I have no idea how many songs are in here, it might even just be 2, but whenever they kicked in, I couldn’t help but notice how well it fit with the overall themes in the game thanks to their overly patriotic and chanty nature. You’ll recieve orders from your Kommander to do whatever it takes to help Mother Russia and even the AI “assissting” you on your journey, aptly named AIsha, has an emotionless Russian accent. The overtones here are light and sarcastic with the kind of cartoonish patriotism seen in movies from a few decades ago. That AI constantly makes awful, pun soaked dad jokes that I really enjoyed and provides a little back story as well telling you about PEKOL and the histories of the futuristic universe this takes place in. Once again, as far as the audio presentation goes, I really didn’t have any issues worth mentioning.

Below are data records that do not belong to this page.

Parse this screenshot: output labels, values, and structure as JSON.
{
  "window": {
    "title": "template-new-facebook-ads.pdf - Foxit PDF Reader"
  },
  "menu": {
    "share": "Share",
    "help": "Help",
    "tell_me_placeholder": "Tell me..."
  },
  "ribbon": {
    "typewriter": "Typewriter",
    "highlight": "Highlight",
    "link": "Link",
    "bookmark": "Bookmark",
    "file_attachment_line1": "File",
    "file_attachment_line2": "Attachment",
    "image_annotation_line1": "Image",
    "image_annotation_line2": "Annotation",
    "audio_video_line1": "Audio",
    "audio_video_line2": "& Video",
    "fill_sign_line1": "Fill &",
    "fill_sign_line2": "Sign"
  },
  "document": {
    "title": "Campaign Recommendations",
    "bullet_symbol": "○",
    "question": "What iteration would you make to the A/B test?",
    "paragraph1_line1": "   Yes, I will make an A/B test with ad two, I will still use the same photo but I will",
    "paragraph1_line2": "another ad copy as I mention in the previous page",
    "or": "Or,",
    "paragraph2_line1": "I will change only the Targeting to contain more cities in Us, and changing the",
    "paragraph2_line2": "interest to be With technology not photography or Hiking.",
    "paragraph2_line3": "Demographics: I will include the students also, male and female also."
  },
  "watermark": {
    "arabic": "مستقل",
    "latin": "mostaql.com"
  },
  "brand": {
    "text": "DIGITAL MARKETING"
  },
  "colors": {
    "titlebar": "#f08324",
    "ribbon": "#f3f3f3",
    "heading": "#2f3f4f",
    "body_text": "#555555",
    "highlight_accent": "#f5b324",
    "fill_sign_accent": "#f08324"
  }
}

I really enjoyed my time in Yupitergrad but it’s not without issue. The lack of a smooth turn option is always disappointing with my only other real complaint being how you interact with the geometry. It was 50/50 whether colliding with the environment would help or hinder me. Bumping into the slightest outcropping on a wall would cause me to lose all momentum and depending on the situation, fall to my doom unless I could quickly save myself. On the flip side, on more then a few occasions I would be falling to my death only to be stopped by the smallest edge jutting out from a wall, giving me all the time I needed to find my way out of my situation. That unpredictability had me doing my best to avoid touching the environment but given the erratic nature of the movement system, that’s a near impossible task at times. While I did benefit from the hypersensitivity of the collision detection, I would much rather be able to predict where I’m going without having to worry about the slightest change in the geometry around me. I got through the game, but every time I died because I just came to close to what may as well be an invisible wall, I couldn’t help but be frustrated. My second, minor issue is the checkpoint system which for the most part is great but it’s not perfect and on a few occasions I started back at the beginning of the stage which seemed a little unfair as I had bypassed some fairly difficult areas. Beyond those issues, the game plays relatively smoothly as I cruised through the campaign in just over 2-hours.
Yupitergrad is some good clean VR fun and fans of games like Windlands or the Spiderman Home Coming game will find a lot to like here. The shorter campaign ensures this game does not overstay its welcome and the story may be brief, but it’s entertaining and comedic. If you enjoy challenging your reflexes and can handle cruising through the air at high speeds…and push through a little frustration as you’ll more then likely die a bunch of times, then I bet you’ll dig this!
What would I pay? This is $15 US and worth it. It’s fun from beginning to end, light-hearted, challenging and the swinging mechanics combined with the environmental puzzles are a treat.
Gamedust provided The VR GRid with a press code for this title and, regardless of this review, we thank them for that!